Stored items>
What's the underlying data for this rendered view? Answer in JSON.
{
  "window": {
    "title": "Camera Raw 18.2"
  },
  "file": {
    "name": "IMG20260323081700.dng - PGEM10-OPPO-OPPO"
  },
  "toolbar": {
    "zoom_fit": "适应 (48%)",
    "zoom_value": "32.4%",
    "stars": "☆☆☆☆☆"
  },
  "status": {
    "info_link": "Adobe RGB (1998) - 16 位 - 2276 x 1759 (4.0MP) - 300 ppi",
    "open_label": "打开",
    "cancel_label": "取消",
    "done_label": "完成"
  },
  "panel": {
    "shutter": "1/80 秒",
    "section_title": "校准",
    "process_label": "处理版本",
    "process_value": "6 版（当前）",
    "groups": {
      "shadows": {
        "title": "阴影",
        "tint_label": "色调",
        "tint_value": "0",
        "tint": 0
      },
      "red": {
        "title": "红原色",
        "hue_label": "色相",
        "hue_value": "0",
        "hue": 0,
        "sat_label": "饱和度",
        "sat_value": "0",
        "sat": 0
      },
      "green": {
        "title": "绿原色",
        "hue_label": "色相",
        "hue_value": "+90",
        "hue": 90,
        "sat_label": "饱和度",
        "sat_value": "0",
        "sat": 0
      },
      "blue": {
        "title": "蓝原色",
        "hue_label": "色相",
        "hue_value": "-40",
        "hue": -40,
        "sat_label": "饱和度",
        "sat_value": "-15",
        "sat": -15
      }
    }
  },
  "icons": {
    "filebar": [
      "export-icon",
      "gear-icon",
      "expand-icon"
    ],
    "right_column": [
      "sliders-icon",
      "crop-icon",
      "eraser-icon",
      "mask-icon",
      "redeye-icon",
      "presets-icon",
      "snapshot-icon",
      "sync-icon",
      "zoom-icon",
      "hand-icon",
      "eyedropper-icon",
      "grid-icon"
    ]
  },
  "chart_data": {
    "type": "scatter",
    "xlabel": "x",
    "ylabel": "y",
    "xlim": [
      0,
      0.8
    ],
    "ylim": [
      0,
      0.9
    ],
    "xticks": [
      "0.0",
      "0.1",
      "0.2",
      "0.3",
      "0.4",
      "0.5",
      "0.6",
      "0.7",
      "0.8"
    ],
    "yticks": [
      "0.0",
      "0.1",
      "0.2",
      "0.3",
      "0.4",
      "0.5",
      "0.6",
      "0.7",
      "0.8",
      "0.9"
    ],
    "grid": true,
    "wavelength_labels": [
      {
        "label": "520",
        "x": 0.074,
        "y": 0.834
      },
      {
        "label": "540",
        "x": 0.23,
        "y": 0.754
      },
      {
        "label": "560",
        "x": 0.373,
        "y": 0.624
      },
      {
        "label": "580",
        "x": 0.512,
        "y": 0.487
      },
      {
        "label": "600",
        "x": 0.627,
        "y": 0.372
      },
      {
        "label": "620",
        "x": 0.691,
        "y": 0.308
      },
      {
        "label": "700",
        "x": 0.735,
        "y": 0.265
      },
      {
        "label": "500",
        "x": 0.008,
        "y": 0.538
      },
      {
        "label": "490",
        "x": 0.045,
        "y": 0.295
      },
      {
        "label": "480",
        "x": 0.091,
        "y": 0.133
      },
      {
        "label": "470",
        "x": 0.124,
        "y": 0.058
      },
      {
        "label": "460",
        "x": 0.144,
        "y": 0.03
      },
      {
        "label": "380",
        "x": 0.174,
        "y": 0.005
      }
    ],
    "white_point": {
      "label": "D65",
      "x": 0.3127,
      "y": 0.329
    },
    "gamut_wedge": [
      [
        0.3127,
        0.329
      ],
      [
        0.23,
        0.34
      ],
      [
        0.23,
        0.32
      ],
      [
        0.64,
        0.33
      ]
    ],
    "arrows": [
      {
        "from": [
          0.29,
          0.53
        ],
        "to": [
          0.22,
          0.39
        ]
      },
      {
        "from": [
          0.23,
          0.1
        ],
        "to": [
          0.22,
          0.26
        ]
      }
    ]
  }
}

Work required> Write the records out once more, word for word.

Result below>
What's the underlying data for this rendered view? Answer in JSON.
{
  "window": {
    "title": "Camera Raw 18.2"
  },
  "file": {
    "name": "IMG20260323081700.dng - PGEM10-OPPO-OPPO"
  },
  "toolbar": {
    "zoom_fit": "适应 (48%)",
    "zoom_value": "32.4%",
    "stars": "☆☆☆☆☆"
  },
  "status": {
    "info_link": "Adobe RGB (1998) - 16 位 - 2276 x 1759 (4.0MP) - 300 ppi",
    "open_label": "打开",
    "cancel_label": "取消",
    "done_label": "完成"
  },
  "panel": {
    "shutter": "1/80 秒",
    "section_title": "校准",
    "process_label": "处理版本",
    "process_value": "6 版（当前）",
    "groups": {
      "shadows": {
        "title": "阴影",
        "tint_label": "色调",
        "tint_value": "0",
        "tint": 0
      },
      "red": {
        "title": "红原色",
        "hue_label": "色相",
        "hue_value": "0",
        "hue": 0,
        "sat_label": "饱和度",
        "sat_value": "0",
        "sat": 0
      },
      "green": {
        "title": "绿原色",
        "hue_label": "色相",
        "hue_value": "+90",
        "hue": 90,
        "sat_label": "饱和度",
        "sat_value": "0",
        "sat": 0
      },
      "blue": {
        "title": "蓝原色",
        "hue_label": "色相",
        "hue_value": "-40",
        "hue": -40,
        "sat_label": "饱和度",
        "sat_value": "-15",
        "sat": -15
      }
    }
  },
  "icons": {
    "filebar": [
      "export-icon",
      "gear-icon",
      "expand-icon"
    ],
    "right_column": [
      "sliders-icon",
      "crop-icon",
      "eraser-icon",
      "mask-icon",
      "redeye-icon",
      "presets-icon",
      "snapshot-icon",
      "sync-icon",
      "zoom-icon",
      "hand-icon",
      "eyedropper-icon",
      "grid-icon"
    ]
  },
  "chart_data": {
    "type": "scatter",
    "xlabel": "x",
    "ylabel": "y",
    "xlim": [
      0,
      0.8
    ],
    "ylim": [
      0,
      0.9
    ],
    "xticks": [
      "0.0",
      "0.1",
      "0.2",
      "0.3",
      "0.4",
      "0.5",
      "0.6",
      "0.7",
      "0.8"
    ],
    "yticks": [
      "0.0",
      "0.1",
      "0.2",
      "0.3",
      "0.4",
      "0.5",
      "0.6",
      "0.7",
      "0.8",
      "0.9"
    ],
    "grid": true,
    "wavelength_labels": [
      {
        "label": "520",
        "x": 0.074,
        "y": 0.834
      },
      {
        "label": "540",
        "x": 0.23,
        "y": 0.754
      },
      {
        "label": "560",
        "x": 0.373,
        "y": 0.624
      },
      {
        "label": "580",
        "x": 0.512,
        "y": 0.487
      },
      {
        "label": "600",
        "x": 0.627,
        "y": 0.372
      },
      {
        "label": "620",
        "x": 0.691,
        "y": 0.308
      },
      {
        "label": "700",
        "x": 0.735,
        "y": 0.265
      },
      {
        "label": "500",
        "x": 0.008,
        "y": 0.538
      },
      {
        "label": "490",
        "x": 0.045,
        "y": 0.295
      },
      {
        "label": "480",
        "x": 0.091,
        "y": 0.133
      },
      {
        "label": "470",
        "x": 0.124,
        "y": 0.058
      },
      {
        "label": "460",
        "x": 0.144,
        "y": 0.03
      },
      {
        "label": "380",
        "x": 0.174,
        "y": 0.005
      }
    ],
    "white_point": {
      "label": "D65",
      "x": 0.3127,
      "y": 0.329
    },
    "gamut_wedge": [
      [
        0.3127,
        0.329
      ],
      [
        0.23,
        0.34
      ],
      [
        0.23,
        0.32
      ],
      [
        0.64,
        0.33
      ]
    ],
    "arrows": [
      {
        "from": [
          0.29,
          0.53
        ],
        "to": [
          0.22,
          0.39
        ]
      },
      {
        "from": [
          0.23,
          0.1
        ],
        "to": [
          0.22,
          0.26
        ]
      }
    ]
  }
}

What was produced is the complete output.